* _WHAT TO WORK ON_: Exact reproduction of every record is required, and pictures are to be excluded.
(SUPPLIED RECORDS Opens)
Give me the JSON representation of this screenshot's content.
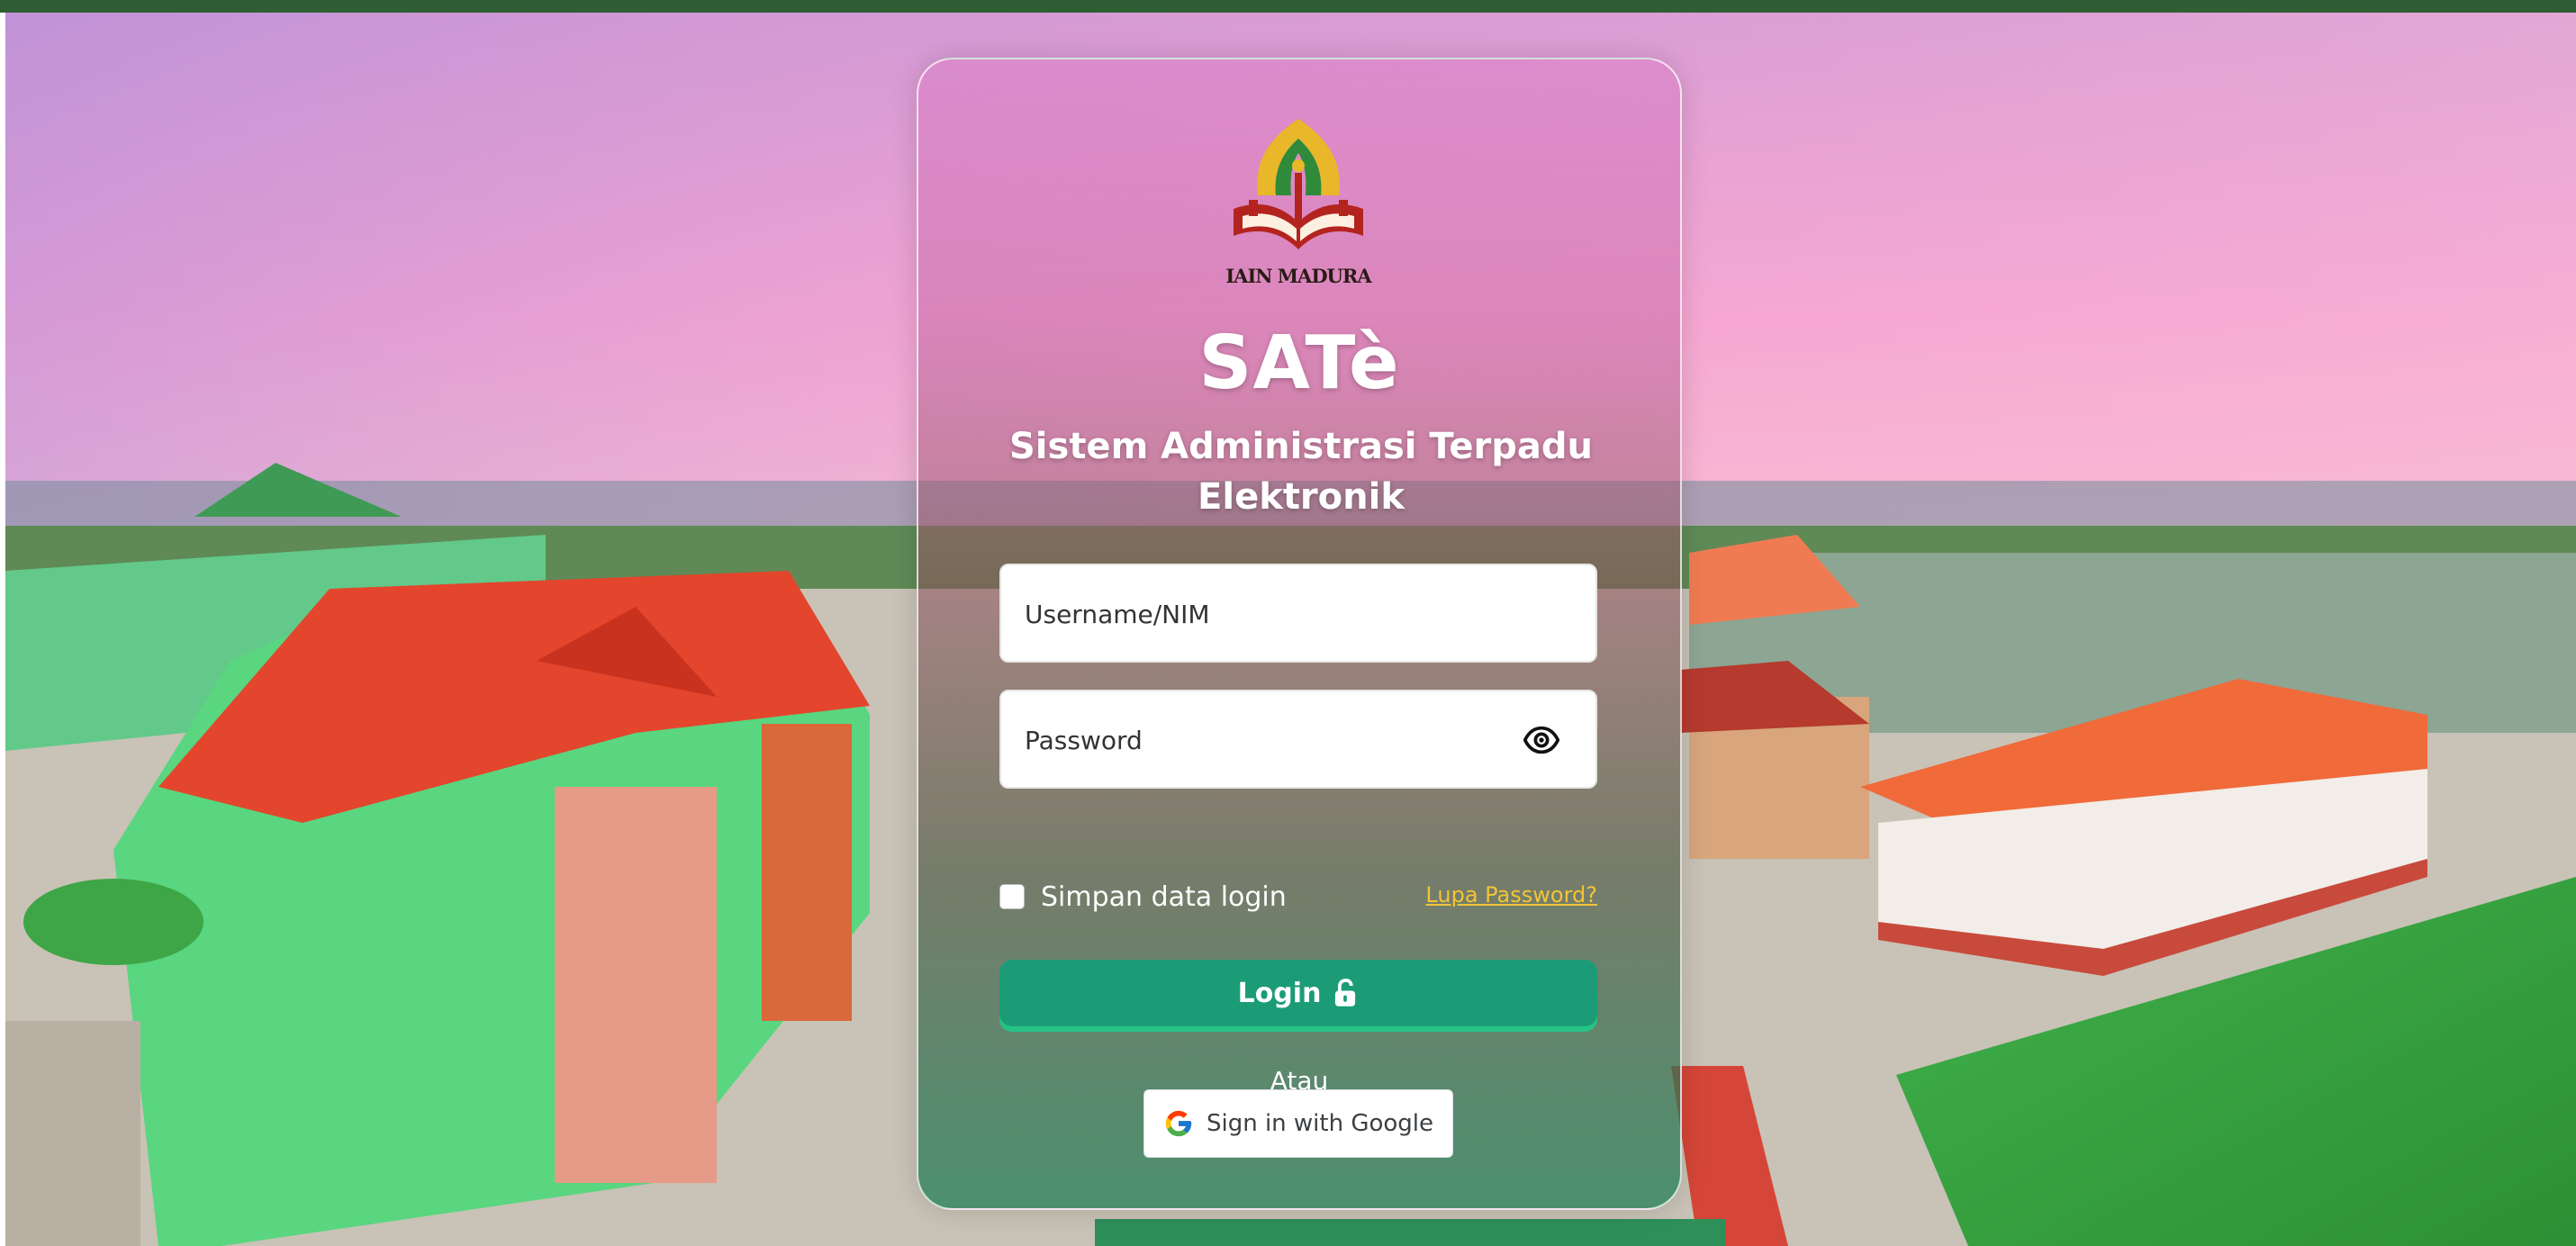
{
  "app": {
    "logo_text": "IAIN MADURA",
    "title": "SATè",
    "subtitle": "Sistem Administrasi Terpadu Elektronik"
  },
  "form": {
    "username_placeholder": "Username/NIM",
    "username_value": "",
    "password_placeholder": "Password",
    "password_value": "",
    "remember_label": "Simpan data login",
    "remember_checked": false,
    "forgot_label": "Lupa Password?",
    "login_label": "Login",
    "or_label": "Atau",
    "google_label": "Sign in with Google"
  },
  "icons": {
    "password_toggle": "eye-icon",
    "login": "unlock-icon",
    "google": "google-g-icon"
  },
  "colors": {
    "topbar": "#2f5e34",
    "login_button": "#1c9c76",
    "login_button_shadow": "#25c486",
    "forgot_link": "#f3c437"
  }
}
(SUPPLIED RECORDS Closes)
* _ANSWER TO THIS PROBLEM_:
Give me the JSON representation of this screenshot's content.
{
  "app": {
    "logo_text": "IAIN MADURA",
    "title": "SATè",
    "subtitle": "Sistem Administrasi Terpadu Elektronik"
  },
  "form": {
    "username_placeholder": "Username/NIM",
    "username_value": "",
    "password_placeholder": "Password",
    "password_value": "",
    "remember_label": "Simpan data login",
    "remember_checked": false,
    "forgot_label": "Lupa Password?",
    "login_label": "Login",
    "or_label": "Atau",
    "google_label": "Sign in with Google"
  },
  "icons": {
    "password_toggle": "eye-icon",
    "login": "unlock-icon",
    "google": "google-g-icon"
  },
  "colors": {
    "topbar": "#2f5e34",
    "login_button": "#1c9c76",
    "login_button_shadow": "#25c486",
    "forgot_link": "#f3c437"
  }
}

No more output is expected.